4. When does it need to be done?
Note that this question doesn’t say, “When would you LIKE this done?” It says “need” for a very special purpose. I actually ask both of these questions, and here’s why: When a person WANTS something done and when they NEED something done are often two totally different times. It is vital that you know far in advance (preferably before you take the job) when you NEED to have it done. That’s called a “hard deadline.” If you turn it in late after that date, you probably will have to deal with an irate customer. Then, it is also good to know when they’d WANT it (that’s your “soft deadline”). That way, if you want, you can promise them a completion date close to their “hard deadline,” but surprise them by having it completed by their “soft deadline.” Customers love being surprised with excellent writing that comes in earlier than they expected. Using sharepoint alerts could be an effective way of helping me and others in similar careers to work within our deadlines.
5. When, how and what am I getting paid?
If you’re the kind of person who is squeamish when it comes for asking about getting paid, you’ll get over that pretty quickly. Before you start any copywriting job, make sure that you know EXACTLY when, how and what you are getting paid for your time. If they try to squirm out of it by saying something about, “Well, I don’t know until I see it,” or, “We’re not really sure when the payments are going to go out,” walk away. You don’t have time to be jerked around by people who may or may not pay you.
As far as payment goes, I’ll do another whole post about it. But, for now, here are the basics that you need to know to keep yourself safe and making money.
Have a PayPal account – This is the safest way to do business online (I know, it sounds like I’m getting promotional consideration.

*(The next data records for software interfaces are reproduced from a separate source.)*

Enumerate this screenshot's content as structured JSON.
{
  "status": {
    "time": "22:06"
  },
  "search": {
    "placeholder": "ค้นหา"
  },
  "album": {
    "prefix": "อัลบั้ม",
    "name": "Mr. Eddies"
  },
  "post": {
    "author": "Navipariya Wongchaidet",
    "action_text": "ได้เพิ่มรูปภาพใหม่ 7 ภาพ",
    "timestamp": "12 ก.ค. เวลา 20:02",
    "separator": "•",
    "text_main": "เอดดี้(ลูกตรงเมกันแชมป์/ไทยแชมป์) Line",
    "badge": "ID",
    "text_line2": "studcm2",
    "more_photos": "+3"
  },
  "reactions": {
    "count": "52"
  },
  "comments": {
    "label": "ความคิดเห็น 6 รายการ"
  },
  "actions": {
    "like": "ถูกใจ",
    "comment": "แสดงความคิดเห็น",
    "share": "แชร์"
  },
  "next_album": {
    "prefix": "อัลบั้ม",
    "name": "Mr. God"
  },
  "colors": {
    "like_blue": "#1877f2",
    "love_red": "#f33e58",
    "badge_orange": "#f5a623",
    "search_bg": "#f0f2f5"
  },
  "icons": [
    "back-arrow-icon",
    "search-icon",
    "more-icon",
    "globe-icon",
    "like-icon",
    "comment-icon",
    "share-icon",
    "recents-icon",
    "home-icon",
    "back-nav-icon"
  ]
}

What about it, Paypal? 🙂 ) Since PayPal stores your personal bank account information as a 3rd party, your personal financial information is never available to employers. You receive payment in the dark, they send payment in the dark. Online companies like Odesk go a step further by verifying the accounts of employers, which adds an extra level of safety.
Be cautious with your I-9 info – Okay, so really big companies often ask you to fill out an I-9 when you work for them, showing that you are a freelance writer for their company. They will request that you send personal information like your social security number and address. This is actually pretty normal. At the same time, do a little background research before you do. There are a lot of jerks out there who would love to pretend to be you, and those forms are just the place to get the info. So, you can share that info, but do it very carefully (and not across e-mail, if possible).
Break up big assignments into smaller paid segments – This means that, if a dude asks you to write 10 articles for him at $10 a piece, split it up. Then, do 5. Send him the 5 articles and request payment on the first 5. He shouldn’t be too weirded out about it, and you can always tell him that you need to split up the work into smaller chunks for your own business records. This gives you a good idea of how fast he will pay you, and also give him incentive to give feedback halfway through the process that will help you finish the project more to his liking.
Now you know the things you need before you can start on your big project. Good luck! You’re going to do great! Also, can you pick me up some Hot Cheetos?
Willow Dawn Becker is a professional copywriter that actually makes a living doing it! She doesn’t have any multi-level marketing plans for you to buy, but she really likes helping people. You can follow her wild and crazy antics on her blog, read some of her short fiction at 52 Stories or catch her every Friday on Twitter playing Friday Phrases.